WHAT IS EXPECTED: Please copy every line of the data in which the string "label" appears.

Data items
☆ ☆ ☆
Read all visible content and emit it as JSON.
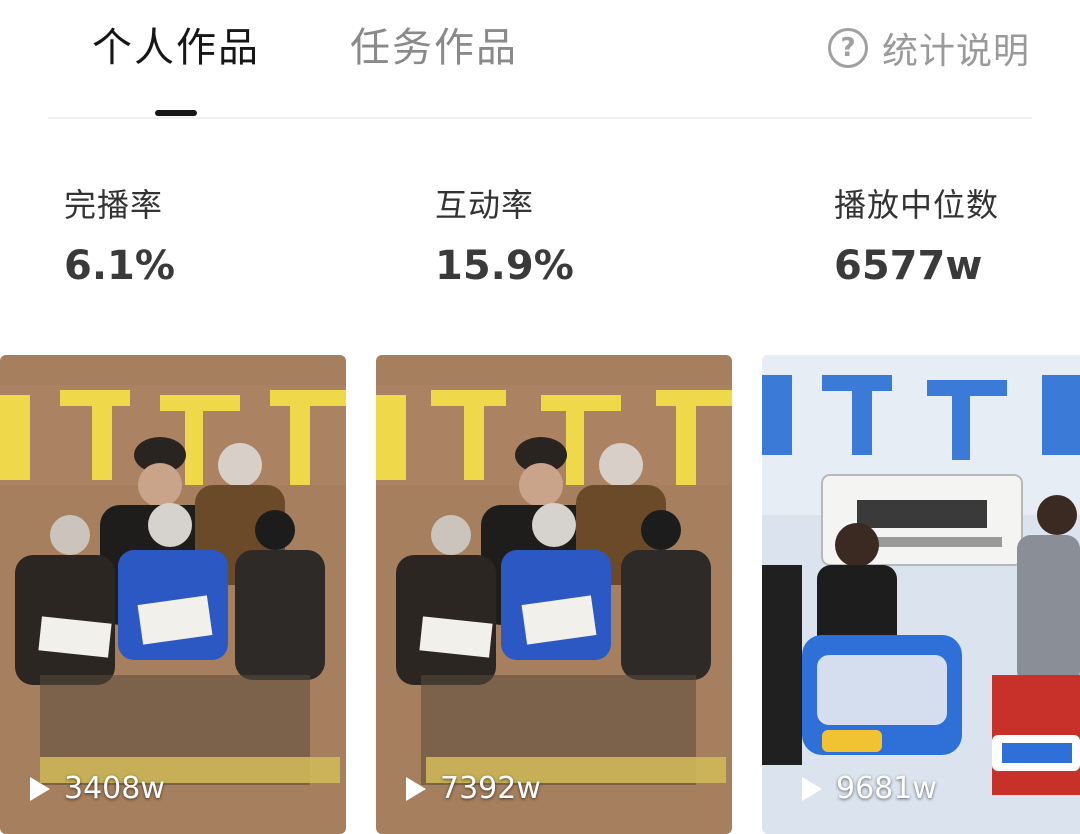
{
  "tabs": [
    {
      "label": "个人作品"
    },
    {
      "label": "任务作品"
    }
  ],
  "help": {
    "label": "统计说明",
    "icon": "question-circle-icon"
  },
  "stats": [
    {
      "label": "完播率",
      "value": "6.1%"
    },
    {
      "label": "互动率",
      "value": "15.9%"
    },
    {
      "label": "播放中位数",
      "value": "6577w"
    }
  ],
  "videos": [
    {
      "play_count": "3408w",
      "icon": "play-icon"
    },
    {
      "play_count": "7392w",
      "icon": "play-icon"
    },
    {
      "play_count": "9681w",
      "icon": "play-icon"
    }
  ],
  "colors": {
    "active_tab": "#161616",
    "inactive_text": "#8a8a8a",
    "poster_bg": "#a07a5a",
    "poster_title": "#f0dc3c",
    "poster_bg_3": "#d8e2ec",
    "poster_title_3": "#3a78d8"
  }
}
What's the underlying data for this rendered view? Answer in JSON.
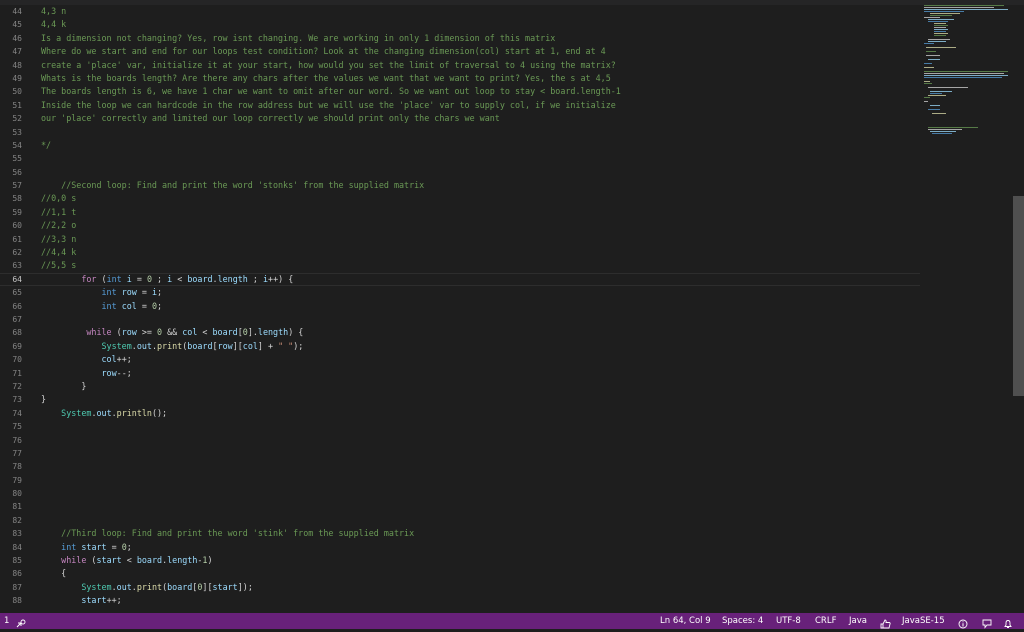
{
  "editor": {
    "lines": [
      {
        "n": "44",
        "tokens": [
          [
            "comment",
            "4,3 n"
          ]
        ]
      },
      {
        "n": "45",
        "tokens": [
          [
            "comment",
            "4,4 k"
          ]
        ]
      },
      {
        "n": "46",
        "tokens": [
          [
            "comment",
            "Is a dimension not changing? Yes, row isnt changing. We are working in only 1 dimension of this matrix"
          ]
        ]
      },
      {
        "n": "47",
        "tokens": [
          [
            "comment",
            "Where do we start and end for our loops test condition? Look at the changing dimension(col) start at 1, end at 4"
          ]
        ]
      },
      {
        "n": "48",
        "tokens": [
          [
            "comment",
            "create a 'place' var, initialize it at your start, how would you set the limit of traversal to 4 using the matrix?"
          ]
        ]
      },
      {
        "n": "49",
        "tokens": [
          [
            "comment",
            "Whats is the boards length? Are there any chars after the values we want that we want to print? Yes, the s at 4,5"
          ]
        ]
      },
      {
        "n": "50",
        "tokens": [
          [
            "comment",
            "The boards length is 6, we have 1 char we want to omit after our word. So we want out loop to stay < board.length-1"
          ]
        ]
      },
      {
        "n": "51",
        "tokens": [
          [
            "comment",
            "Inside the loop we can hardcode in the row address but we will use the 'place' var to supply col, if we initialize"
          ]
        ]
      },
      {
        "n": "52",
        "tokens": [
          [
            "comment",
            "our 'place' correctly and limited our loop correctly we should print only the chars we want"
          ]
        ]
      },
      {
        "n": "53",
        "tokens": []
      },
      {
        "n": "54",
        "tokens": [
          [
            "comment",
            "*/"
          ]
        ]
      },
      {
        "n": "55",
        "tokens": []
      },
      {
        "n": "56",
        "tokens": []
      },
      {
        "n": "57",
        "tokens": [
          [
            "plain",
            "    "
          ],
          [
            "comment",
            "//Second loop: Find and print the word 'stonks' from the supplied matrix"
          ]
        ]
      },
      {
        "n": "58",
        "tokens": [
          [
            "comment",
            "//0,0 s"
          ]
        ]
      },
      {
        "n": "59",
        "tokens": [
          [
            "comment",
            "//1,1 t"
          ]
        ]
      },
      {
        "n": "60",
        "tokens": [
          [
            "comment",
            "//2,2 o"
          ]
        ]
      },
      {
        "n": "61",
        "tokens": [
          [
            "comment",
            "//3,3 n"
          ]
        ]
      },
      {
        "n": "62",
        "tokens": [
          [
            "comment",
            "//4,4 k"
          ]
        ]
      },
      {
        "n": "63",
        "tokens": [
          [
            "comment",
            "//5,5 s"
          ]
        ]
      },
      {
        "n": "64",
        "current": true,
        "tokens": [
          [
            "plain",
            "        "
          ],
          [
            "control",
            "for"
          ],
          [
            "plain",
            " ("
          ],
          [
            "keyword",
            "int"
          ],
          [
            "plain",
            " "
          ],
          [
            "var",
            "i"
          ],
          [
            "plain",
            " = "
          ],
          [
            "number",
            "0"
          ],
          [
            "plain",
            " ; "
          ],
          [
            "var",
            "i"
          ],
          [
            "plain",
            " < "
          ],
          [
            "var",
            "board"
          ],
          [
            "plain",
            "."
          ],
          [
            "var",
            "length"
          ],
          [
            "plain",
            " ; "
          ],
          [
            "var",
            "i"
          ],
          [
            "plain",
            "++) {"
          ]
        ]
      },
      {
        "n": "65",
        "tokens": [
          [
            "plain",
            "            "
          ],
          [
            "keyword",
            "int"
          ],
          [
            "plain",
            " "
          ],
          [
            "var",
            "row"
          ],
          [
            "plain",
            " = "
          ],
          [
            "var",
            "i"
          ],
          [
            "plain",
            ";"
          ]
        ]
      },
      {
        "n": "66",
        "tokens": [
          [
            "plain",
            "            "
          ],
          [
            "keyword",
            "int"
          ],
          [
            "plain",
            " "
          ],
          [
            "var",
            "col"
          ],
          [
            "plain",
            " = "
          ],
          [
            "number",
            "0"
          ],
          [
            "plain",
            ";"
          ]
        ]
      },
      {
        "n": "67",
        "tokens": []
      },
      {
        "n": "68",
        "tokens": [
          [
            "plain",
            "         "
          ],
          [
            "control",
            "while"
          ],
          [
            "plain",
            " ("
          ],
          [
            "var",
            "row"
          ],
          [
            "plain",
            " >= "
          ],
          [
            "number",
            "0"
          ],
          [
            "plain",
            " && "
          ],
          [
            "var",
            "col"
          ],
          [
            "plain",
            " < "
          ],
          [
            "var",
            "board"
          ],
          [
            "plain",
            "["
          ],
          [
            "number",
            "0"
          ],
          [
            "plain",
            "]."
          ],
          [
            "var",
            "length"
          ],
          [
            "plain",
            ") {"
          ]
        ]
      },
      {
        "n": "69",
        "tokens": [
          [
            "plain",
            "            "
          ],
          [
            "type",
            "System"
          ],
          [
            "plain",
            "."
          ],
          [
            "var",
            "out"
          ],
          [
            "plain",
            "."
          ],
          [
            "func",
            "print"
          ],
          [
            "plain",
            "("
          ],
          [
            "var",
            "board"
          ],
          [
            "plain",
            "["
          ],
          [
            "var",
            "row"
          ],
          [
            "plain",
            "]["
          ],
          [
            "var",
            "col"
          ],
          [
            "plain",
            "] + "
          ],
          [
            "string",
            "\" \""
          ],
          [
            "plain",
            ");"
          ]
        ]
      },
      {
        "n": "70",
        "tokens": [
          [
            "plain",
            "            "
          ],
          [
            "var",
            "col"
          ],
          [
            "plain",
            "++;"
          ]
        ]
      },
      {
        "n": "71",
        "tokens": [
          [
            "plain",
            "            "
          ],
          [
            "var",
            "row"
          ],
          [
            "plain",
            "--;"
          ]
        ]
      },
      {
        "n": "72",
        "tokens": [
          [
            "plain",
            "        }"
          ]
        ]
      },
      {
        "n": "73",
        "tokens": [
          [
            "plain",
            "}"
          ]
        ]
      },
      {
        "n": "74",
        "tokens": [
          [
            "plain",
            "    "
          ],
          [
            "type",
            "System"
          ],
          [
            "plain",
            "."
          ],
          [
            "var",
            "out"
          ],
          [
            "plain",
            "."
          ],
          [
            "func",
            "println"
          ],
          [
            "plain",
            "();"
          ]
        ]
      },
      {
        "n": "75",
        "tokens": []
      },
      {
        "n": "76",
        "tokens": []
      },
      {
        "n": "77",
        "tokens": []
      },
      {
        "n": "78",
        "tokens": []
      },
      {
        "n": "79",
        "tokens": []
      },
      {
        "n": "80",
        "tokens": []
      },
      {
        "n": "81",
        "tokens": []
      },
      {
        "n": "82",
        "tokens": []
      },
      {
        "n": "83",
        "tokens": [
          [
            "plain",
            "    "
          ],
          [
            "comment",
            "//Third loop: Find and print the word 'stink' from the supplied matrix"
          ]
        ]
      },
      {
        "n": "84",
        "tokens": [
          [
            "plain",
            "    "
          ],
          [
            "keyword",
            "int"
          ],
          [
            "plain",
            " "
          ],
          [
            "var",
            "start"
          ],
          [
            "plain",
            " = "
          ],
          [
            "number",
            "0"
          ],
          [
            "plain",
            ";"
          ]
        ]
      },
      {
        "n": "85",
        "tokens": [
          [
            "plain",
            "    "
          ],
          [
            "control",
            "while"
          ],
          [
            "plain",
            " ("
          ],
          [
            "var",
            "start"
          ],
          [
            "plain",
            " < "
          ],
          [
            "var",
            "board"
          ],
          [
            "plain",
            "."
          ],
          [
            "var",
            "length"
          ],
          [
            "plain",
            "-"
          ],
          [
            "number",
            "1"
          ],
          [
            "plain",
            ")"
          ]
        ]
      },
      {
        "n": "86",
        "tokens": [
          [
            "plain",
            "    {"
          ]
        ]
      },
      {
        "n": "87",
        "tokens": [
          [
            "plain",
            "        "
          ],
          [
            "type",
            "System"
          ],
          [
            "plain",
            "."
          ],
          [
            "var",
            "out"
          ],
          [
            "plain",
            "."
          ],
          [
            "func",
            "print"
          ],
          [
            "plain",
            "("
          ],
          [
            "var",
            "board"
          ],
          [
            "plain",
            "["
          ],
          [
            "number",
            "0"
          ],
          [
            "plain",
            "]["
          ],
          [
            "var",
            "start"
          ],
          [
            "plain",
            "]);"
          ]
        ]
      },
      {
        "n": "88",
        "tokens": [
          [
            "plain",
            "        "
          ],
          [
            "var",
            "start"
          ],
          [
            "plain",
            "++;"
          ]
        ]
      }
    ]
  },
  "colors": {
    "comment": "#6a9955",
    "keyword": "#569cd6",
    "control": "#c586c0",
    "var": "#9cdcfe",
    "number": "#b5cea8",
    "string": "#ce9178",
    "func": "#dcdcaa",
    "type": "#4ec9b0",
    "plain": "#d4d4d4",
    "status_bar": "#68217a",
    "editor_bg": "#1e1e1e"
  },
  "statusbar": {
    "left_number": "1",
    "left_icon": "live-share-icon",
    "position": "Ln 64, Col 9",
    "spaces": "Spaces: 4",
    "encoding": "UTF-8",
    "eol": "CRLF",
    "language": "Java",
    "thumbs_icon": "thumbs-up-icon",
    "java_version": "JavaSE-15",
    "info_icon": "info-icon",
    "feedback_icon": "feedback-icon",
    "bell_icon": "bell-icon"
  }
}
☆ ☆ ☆
RESULT FOR THIS TASK:
      "label": "个人作品"
      "label": "任务作品"
    "label": "统计说明",
      "label": "完播率",
      "label": "互动率",
      "label": "播放中位数",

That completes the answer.